Damon Grady & Amber Whittenburg, Co-founders and Owners of Local Yokels
Damon is a Capitol Hill Seattle native and resident and worked in the restaurant industry for 10 years before starting his own restaurant group in 2002, which opened five restaurants, Via Tribunali, between 2003-11. His family roots include his father who was one of the founders of 12th Ave People’s Co-Op (now Central Co-Op), and his aunt and uncle have owned and operated Bluebird Farm, an organic farm for over 35 years.
Amber attended The Evergreen State College from 2010-2013 and studied Art, Business and Sustainable Agriculture, learning everything she could about the local food system, sustainability, and closed loop biological and economic systems. She met Damon in 2016 and together began to conceptualize what a closed loop economic system that first does no harm then does a lot of good could look like.
Jennifer Antos, Executive Director of Neighborhood Farmers Markets
Jennifer is a Western Washington native with a passion for great food, our environment, and civic engagement. As Executive Director of the Neighborhood Farmers Markets, she leads the staff and board in their work to sustain a thriving network of farmers markets in the City of Seattle. The organization works with over 200 Washington family farms and local food businesses, providing reliable sales opportunities where businesses can meet their customers face-to-face.
Devra Gartenstein, Co-founder of New Day Cooperative Distribution
Devra Gartenstein is a serial entrepreneur whose most recent venture is New Day Cooperative Distribution. She also works as a consultant and mentor for small food businesses through SCORE, the City of Seattle OED, and the US Federation of Worker Cooperatives.
Archie Gupta & Brent Hill, Founders of Bellycheer
Archie Gupta is a serial entrepreneur based out of Seattle and an avid foodie! Prior to Bellycheer Archie was founder and CEO of two successful technology companies – Root3 and Kognate. Archie also spent time as an Entrepreneur-in-Residence at Madrona Ventures researching opportunities in the logistics market. Archie has an MBA from the University of Chicago Booth School of Business where he won multiple awards for innovative go-to-market strategies from companies such as Gallup.
Brent Hill is a supply chain and technology leader, with expertise in product and systems development. Prior to Bellycheer, Brent spent 10 years at Amazon, where he managed the first AmazonFresh fulfillment center, then went on to lead the global operational expansion of the AmazonFresh and Prime Pantry businesses. Before joining Amazon, Brent spent seven years at Intel in technology and product development roles. Brent has an MBA and graduate Mechanical Engineering degree from the Massachusetts Institute of Technology, and is a MIT Leaders for Global Operations fellow.

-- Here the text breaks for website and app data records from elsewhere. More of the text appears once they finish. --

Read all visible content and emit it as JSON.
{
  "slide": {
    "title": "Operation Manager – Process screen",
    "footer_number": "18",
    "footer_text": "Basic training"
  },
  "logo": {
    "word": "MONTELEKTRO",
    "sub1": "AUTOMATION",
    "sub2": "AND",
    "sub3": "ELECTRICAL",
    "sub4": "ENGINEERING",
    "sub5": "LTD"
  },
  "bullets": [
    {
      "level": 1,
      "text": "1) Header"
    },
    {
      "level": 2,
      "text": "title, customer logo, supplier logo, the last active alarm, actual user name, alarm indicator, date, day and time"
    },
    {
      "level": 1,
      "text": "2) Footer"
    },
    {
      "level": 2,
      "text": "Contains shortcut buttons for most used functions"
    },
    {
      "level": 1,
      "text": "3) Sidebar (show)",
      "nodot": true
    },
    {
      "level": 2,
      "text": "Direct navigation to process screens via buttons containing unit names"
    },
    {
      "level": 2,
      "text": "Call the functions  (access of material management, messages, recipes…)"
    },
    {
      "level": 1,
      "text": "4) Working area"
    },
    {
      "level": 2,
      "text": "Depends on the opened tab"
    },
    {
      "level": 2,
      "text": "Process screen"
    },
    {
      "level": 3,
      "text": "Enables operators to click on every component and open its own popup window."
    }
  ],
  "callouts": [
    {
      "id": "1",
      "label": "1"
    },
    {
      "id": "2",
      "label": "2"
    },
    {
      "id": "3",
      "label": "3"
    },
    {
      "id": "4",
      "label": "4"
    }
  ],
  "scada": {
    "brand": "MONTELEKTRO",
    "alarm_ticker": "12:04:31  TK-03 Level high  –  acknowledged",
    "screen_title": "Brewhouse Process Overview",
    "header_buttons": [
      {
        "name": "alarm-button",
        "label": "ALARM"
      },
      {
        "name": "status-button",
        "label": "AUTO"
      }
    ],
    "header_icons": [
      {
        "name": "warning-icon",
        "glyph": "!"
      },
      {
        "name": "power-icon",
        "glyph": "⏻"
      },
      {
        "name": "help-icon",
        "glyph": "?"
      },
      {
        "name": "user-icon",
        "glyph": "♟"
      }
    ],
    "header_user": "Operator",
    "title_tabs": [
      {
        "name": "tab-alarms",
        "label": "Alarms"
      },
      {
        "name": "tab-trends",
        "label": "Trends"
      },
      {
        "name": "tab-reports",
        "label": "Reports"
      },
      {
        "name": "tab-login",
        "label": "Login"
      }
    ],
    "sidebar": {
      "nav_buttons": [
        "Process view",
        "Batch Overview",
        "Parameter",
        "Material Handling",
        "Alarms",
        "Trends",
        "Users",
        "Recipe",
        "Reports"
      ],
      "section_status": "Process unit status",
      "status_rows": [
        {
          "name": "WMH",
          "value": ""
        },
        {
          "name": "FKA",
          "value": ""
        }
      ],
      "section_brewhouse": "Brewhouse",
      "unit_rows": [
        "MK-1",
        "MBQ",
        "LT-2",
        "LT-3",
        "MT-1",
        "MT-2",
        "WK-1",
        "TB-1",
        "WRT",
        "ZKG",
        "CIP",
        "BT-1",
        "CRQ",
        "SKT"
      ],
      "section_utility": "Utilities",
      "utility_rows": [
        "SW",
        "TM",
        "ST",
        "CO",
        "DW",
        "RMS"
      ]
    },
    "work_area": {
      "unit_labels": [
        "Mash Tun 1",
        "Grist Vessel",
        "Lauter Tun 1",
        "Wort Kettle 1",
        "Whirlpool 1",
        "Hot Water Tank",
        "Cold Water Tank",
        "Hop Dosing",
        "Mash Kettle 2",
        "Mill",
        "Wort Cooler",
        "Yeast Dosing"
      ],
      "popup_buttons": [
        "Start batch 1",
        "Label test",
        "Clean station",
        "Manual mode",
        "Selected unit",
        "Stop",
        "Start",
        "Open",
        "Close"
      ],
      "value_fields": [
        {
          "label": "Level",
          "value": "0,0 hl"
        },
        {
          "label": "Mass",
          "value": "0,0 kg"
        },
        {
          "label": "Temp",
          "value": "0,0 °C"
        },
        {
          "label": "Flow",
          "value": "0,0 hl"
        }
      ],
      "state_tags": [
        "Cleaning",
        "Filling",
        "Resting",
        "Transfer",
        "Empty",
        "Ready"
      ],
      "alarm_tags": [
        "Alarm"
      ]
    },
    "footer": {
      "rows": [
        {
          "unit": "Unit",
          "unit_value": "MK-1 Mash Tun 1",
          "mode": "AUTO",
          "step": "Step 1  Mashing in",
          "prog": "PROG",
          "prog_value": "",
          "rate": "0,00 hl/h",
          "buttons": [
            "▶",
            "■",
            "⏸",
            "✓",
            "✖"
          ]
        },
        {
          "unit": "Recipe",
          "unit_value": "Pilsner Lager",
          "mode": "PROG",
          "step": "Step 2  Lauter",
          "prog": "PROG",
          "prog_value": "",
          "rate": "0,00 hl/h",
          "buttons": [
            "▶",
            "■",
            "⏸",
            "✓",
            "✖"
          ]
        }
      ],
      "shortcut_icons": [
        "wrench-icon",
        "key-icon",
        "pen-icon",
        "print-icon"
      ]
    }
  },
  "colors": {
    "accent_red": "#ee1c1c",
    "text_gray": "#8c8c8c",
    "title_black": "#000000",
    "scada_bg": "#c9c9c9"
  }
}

Chris Teeny, General Manager of Pacific Coast Harvest
Chris currently leads Pacific Coast Harvest which is an online retail grocery. PCH’s vision is an equitable food system in which 30-80% of consumers’ food budget (depending on the season) goes to local food producers and those supporting them. Our mission is finding partnerships with local farmers and artisan producers, contributing expertise in last-mile logistics, technology, and consumer behaviors and expectations to create stable sales channels for market and regional sized, sustainably focused farms.
The Good Food Resilience Series is an initiative of Seattle Good Business Network’s Good Food Economy program, connecting the Puget Sound food community in order to strengthen the local food pipeline and build a resilient, sustainable, and just local food economy. Made possible with support from a Regional Food System Grant from King Conservation District.